Top of THE DATA
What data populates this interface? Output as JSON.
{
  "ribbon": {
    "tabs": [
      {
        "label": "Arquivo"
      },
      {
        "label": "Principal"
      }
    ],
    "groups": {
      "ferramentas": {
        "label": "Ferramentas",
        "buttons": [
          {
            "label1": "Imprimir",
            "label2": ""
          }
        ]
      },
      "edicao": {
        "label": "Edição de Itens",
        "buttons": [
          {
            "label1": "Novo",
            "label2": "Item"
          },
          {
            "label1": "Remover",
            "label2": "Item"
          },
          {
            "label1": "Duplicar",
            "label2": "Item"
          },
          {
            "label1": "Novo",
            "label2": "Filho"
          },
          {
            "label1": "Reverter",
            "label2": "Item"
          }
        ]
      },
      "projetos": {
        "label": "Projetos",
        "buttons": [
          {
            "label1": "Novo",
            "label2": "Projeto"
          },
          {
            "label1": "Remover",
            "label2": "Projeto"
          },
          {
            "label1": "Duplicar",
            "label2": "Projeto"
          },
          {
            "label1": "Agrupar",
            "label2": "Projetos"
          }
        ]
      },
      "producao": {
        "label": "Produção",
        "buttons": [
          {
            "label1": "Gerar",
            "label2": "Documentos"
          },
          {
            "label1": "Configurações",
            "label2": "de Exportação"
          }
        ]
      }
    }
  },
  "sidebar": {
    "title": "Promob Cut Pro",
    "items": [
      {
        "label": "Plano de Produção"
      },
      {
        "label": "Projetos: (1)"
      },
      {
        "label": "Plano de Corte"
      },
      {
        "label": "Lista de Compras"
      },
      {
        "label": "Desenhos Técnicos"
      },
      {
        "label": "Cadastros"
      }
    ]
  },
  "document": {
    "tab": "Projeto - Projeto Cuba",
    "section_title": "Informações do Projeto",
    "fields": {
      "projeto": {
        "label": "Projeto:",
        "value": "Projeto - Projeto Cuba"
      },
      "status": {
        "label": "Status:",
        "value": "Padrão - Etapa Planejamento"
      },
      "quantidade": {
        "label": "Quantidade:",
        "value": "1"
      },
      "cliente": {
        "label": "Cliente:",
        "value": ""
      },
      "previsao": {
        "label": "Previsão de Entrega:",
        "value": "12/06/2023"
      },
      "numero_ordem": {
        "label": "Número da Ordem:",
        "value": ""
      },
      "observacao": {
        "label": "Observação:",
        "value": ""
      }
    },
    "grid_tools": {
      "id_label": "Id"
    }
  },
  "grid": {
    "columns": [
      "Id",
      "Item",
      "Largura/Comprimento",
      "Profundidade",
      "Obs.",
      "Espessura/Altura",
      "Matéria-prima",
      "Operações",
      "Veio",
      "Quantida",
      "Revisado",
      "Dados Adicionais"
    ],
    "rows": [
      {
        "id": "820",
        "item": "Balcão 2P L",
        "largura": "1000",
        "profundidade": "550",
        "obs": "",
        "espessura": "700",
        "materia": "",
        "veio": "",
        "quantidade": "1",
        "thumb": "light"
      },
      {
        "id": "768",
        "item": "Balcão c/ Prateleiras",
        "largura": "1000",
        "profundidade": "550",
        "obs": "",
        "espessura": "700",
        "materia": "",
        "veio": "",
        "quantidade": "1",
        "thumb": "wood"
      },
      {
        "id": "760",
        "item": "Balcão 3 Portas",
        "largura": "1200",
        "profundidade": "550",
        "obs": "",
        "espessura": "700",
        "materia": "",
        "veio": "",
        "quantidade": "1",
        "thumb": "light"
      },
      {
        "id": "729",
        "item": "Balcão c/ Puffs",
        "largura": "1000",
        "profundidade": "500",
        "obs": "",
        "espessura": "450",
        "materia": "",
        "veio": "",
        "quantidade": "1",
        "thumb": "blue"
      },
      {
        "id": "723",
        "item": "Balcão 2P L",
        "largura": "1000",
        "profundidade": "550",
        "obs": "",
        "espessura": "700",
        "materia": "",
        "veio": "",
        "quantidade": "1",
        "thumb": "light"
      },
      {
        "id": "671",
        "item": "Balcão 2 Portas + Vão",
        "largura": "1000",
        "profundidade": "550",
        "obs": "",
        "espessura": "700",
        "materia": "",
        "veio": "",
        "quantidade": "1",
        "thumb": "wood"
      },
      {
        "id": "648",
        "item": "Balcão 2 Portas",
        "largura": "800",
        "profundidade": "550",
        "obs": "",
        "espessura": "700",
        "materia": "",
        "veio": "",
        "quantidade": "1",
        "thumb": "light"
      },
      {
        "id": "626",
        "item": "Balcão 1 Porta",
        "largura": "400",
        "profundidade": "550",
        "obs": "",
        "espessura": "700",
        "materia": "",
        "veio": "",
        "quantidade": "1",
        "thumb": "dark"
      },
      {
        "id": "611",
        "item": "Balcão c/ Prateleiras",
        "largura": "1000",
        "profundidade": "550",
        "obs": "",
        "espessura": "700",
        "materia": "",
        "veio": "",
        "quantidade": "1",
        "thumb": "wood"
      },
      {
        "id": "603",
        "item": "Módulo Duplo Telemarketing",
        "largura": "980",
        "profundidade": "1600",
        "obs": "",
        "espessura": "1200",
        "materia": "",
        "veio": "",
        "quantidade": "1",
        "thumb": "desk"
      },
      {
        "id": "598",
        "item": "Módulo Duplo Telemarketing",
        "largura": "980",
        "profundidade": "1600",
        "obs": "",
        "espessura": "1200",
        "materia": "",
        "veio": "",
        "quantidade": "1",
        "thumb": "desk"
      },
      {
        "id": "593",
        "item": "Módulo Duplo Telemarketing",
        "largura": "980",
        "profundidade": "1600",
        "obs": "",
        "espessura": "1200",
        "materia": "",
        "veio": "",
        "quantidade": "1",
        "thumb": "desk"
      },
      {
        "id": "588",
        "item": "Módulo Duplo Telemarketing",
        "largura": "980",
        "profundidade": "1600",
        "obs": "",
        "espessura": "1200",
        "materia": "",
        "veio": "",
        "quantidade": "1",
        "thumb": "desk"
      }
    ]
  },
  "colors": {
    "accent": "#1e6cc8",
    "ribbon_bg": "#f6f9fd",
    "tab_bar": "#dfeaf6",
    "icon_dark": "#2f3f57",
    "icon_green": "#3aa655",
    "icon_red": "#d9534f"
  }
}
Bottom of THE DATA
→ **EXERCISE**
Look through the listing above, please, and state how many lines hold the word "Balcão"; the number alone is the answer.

→ **SOLUTION TO THE PROBLEM**
9